Changes in Florida's red-light camera laws will help some cities wring more money out of strapped camera programs, reports the Miami Herald. The new legislation, which went into effect July 1, requires municipalities with the cameras to set up local hearing boards for people who get violation notices and want to fight them. It gives drivers more time to appeal, and doesn't force them to wait until after payment is due and their $158 notice of violation becomes a $264 Uniform Traffic Citation in order to contest it.
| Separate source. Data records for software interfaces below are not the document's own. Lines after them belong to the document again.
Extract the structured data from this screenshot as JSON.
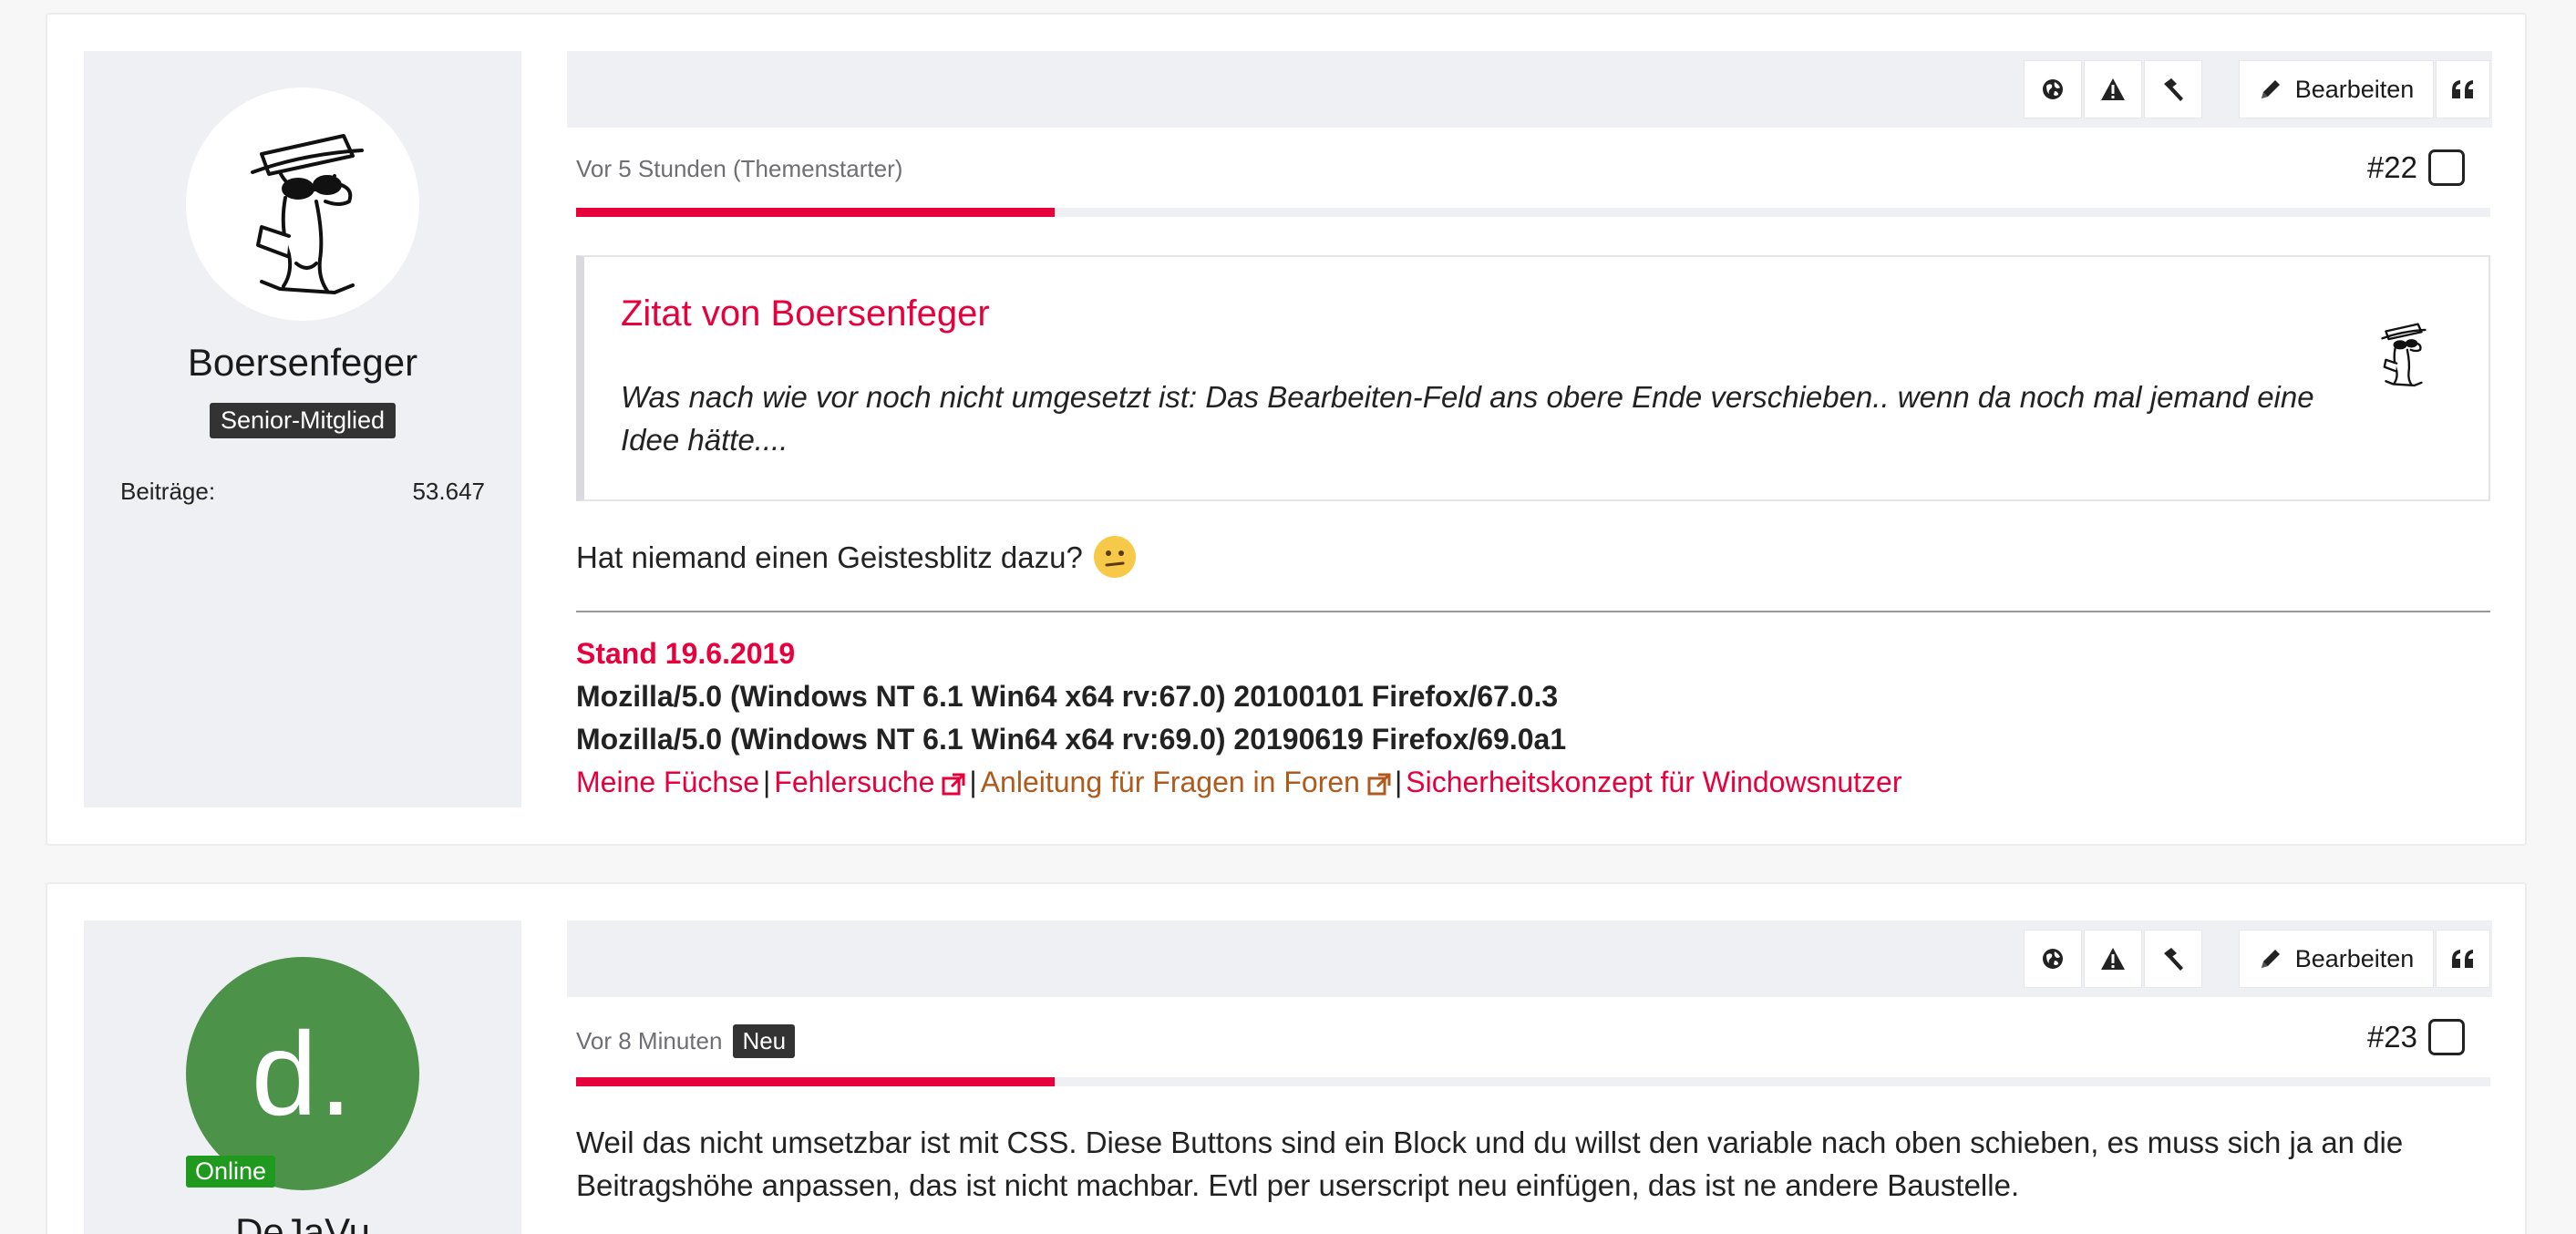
{
  "posts": [
    {
      "author": {
        "name": "Boersenfeger",
        "rank": "Senior-Mitglied",
        "stat_label": "Beiträge:",
        "stat_value": "53.647"
      },
      "toolbar": {
        "edit_label": "Bearbeiten"
      },
      "meta": {
        "time": "Vor 5 Stunden (Themenstarter)",
        "number": "#22"
      },
      "reading_progress": 0.25,
      "quote": {
        "title": "Zitat von Boersenfeger",
        "text": "Was nach wie vor noch nicht umgesetzt ist: Das Bearbeiten-Feld ans obere Ende verschieben.. wenn da noch mal jemand eine Idee hätte...."
      },
      "reply": "Hat niemand einen Geistesblitz dazu?",
      "signature": {
        "stand": "Stand 19.6.2019",
        "ua1": "Mozilla/5.0 (Windows NT 6.1 Win64 x64 rv:67.0) 20100101 Firefox/67.0.3",
        "ua2": "Mozilla/5.0 (Windows NT 6.1 Win64 x64 rv:69.0) 20190619 Firefox/69.0a1",
        "links": [
          "Meine Füchse",
          "Fehlersuche",
          "Anleitung für Fragen in Foren",
          "Sicherheitskonzept für Windowsnutzer"
        ],
        "separator": "|"
      }
    },
    {
      "author": {
        "name": "DeJaVu",
        "avatar_letter": "d.",
        "status": "Online"
      },
      "toolbar": {
        "edit_label": "Bearbeiten"
      },
      "meta": {
        "time": "Vor 8 Minuten",
        "badge": "Neu",
        "number": "#23"
      },
      "reading_progress": 0.25,
      "text": "Weil das nicht umsetzbar ist mit CSS. Diese Buttons sind ein Block und du willst den variable nach oben schieben, es muss sich ja an die Beitragshöhe anpassen, das ist nicht machbar. Evtl per userscript neu einfügen, das ist ne andere Baustelle."
    }
  ],
  "colors": {
    "accent": "#e8003c",
    "link_alt": "#b05a1c",
    "online": "#1f9a1f",
    "avatar_green": "#4c9249"
  },
  "icons": [
    "globe-icon",
    "warning-icon",
    "hammer-icon",
    "pencil-icon",
    "quote-icon",
    "external-link-icon",
    "confused-emoji-icon"
  ]
}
But the new regulations also let cities collect up to an extra $250 in administrative fees from people who fight a citation and lose — bringing the total cost of their ticket as high as $408 — and some cities are counting on that money. The possibility of challenging a ticket and losing is keeps some drivers from even trying. At a red-light camera citation hearing last week, a crowd of drivers with citations thinned as drivers took a last-minute deal: pay $190 and not fight their citations, or fight and risk paying $263 if they lost.